-- Opening Marker --

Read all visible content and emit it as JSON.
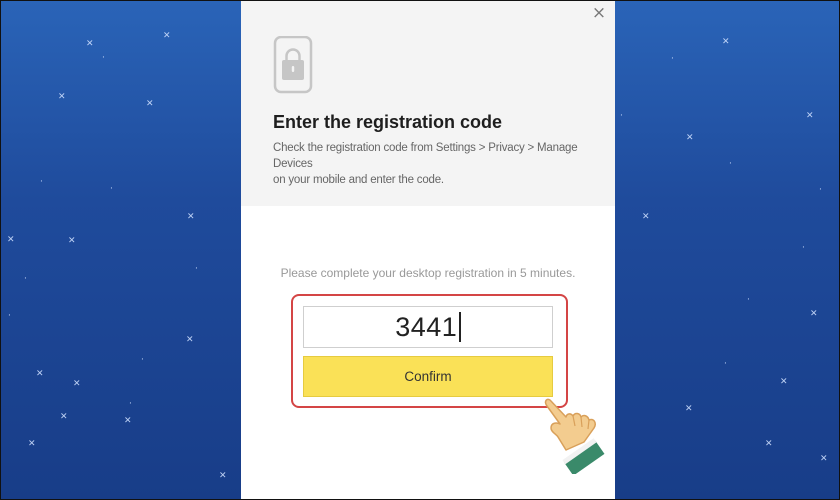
{
  "dialog": {
    "title": "Enter the registration code",
    "description_lines": [
      "Check the registration code from Settings > Privacy > Manage",
      "Devices",
      "on your mobile and enter the code."
    ],
    "notice": "Please complete your desktop registration in 5 minutes.",
    "code_value": "3441",
    "confirm_label": "Confirm",
    "close_symbol": "×"
  },
  "icons": {
    "header_icon": "phone-lock-icon",
    "close": "close-icon",
    "pointer": "hand-pointer-icon"
  },
  "colors": {
    "confirm_button": "#fae157",
    "highlight_border": "#d44545",
    "background_blue": "#1f4b9c",
    "header_background": "#f4f4f4"
  }
}
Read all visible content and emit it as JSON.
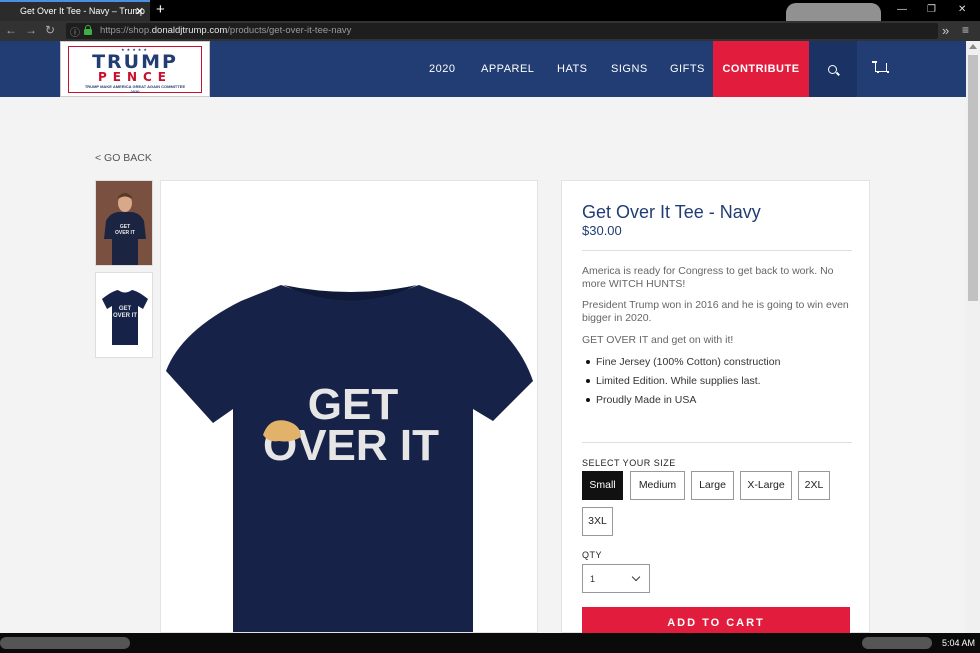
{
  "browser": {
    "tab_title": "Get Over It Tee - Navy – Trump",
    "new_tab_icon": "plus-icon",
    "url_prefix": "https://shop.",
    "url_host": "donaldjtrump.com",
    "url_path": "/products/get-over-it-tee-navy"
  },
  "site": {
    "logo": {
      "line1": "TRUMP",
      "line2": "PENCE",
      "line3": "TRUMP MAKE AMERICA GREAT AGAIN COMMITTEE",
      "line4": "2020"
    },
    "nav": [
      "2020",
      "APPAREL",
      "HATS",
      "SIGNS",
      "GIFTS"
    ],
    "contribute": "CONTRIBUTE",
    "colors": {
      "navy": "#213d73",
      "red": "#e21c3c"
    }
  },
  "product": {
    "go_back": "< GO BACK",
    "title": "Get Over It Tee - Navy",
    "price": "$30.00",
    "desc1": "America is ready for Congress to get back to work. No more WITCH HUNTS!",
    "desc2": "President Trump won in 2016 and he is going to win even bigger in 2020.",
    "desc3": "GET OVER IT and get on with it!",
    "bullets": [
      "Fine Jersey (100% Cotton) construction",
      "Limited Edition. While supplies last.",
      "Proudly Made in USA"
    ],
    "size_label": "SELECT YOUR SIZE",
    "sizes": [
      "Small",
      "Medium",
      "Large",
      "X-Large",
      "2XL",
      "3XL"
    ],
    "selected_size": "Small",
    "qty_label": "QTY",
    "qty_value": "1",
    "add_to_cart": "ADD TO CART",
    "shirt_text1": "GET",
    "shirt_text2": "OVER IT",
    "thumb_text1": "GET",
    "thumb_text2": "OVER IT"
  },
  "taskbar": {
    "time": "5:04 AM"
  }
}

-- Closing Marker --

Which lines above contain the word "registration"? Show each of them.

    "title": "Enter the registration code",
      "Check the registration code from Settings > Privacy > Manage",
    "notice": "Please complete your desktop registration in 5 minutes.",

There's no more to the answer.